It's amazing what a difference five years makes. When we first profiled New York lighting Bec Brittain in 2009, she was an artist and creative director at Lindsey Adelman's studio, but her own design portfolio was so slim we featured only one of her creations: a chandelier she'd made for her own home out of off-the-shelf parts from McMaster-Carr. Fast forward five years and Brittain, who left Adelman's studio to form a solo practice in 2011, is now one of the most exciting, in-demand lighting designers on the American design scene.
When winter gets as unbearable as it has been for the past few weeks here in New York, we find the tiniest ways of coping — allowing ourselves to occasionally venture out of the house in our sweatpants, say, or to eat an inadvisable amount of ramen, or to shirk all our errands in favor of staying in bed just a little while longer.
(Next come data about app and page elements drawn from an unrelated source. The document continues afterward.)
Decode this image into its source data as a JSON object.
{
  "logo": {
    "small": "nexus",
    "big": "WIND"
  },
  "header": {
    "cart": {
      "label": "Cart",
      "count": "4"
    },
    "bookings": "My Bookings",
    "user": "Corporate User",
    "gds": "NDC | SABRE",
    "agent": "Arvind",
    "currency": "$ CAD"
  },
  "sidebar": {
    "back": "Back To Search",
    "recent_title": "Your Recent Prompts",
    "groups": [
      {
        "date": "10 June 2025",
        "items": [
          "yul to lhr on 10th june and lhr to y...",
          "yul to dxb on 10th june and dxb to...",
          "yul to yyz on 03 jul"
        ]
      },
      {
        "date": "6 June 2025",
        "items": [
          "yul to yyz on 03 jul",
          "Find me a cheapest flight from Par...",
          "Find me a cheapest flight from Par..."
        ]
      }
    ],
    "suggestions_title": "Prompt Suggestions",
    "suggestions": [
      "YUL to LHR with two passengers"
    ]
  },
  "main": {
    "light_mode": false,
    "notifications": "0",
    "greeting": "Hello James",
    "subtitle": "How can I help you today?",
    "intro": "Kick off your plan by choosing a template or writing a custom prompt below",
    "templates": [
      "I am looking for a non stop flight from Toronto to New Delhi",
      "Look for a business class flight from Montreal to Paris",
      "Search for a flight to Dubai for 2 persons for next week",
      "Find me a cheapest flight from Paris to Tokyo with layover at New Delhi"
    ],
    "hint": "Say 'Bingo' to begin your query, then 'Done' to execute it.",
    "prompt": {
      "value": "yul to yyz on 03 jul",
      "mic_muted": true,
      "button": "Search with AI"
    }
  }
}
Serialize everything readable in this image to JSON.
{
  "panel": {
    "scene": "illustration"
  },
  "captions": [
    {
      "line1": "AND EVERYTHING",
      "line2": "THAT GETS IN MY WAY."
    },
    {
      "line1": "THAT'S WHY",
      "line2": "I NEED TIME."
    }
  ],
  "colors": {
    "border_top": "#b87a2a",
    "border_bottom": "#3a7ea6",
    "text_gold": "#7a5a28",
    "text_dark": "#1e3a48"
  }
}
Music can't technically warm us up, of course, but it helps too; it keeps our minds off the cold, keeps us moving. And for those who spend their days in huge, drafty workshops, doubly so. With that in mind — and inspired in part by RoAndCo's annual "Wintry Mix" — we invited 13 designers and studios to share with Sight Unseen the songs they've been listening to this winter, and to tell us what they've been working on while listening to them. Check out their playlists on Spotify after the jump.
Introducing the first annual Sight Unseen holiday gift guide! We've been scouring our favorite shops, both here and abroad, and starting yesterday we've been featuring 25 items per editor. Today's picks come from Monica, whose taste runs more towards all things monochromatic, graphic, and geometric.
Introducing the first annual Sight Unseen holiday gift guide! We've been scouring our favorite shops, both here and abroad, and over the next two days we’ll be featuring 25 items per editor. Today's picks come from Jill, whose taste runs more towards all things pretty, colorful, and mid-century.
The first thing most people will notice when they start using Coast — the groundbreaking new designed-for-iPad browser by the Norwegian software company Opera — is that the experience doesn't actually feel all that new. Sure, it's completely different from any browser that's come before: There are no scrollbars, no bookmarks, no tabs, no status bars. Gone, in fact, are nearly all buttons; everything on Coast is done via a swipe of the finger. But if using Coast feels familiar, that's because Coast's developers took their cues from the experience of using apps on the iPad, and the gestures used within apps themselves. The first thing we noticed of course, though, were the looks of the thing. Coast resembles an iPad screen; its main feature is a scrollable series of tiles, which you use to highlight your favorite sites rather than using bookmarks or tabs. Since users are encouraged to curate their home screen with most-read sites, just as you would an RSS reader (or a bookshelf IRL), we figured this would be the perfect excuse to create our own list of some of our favorite sites. Read on for our picks as well as a look at Coast's other great new features.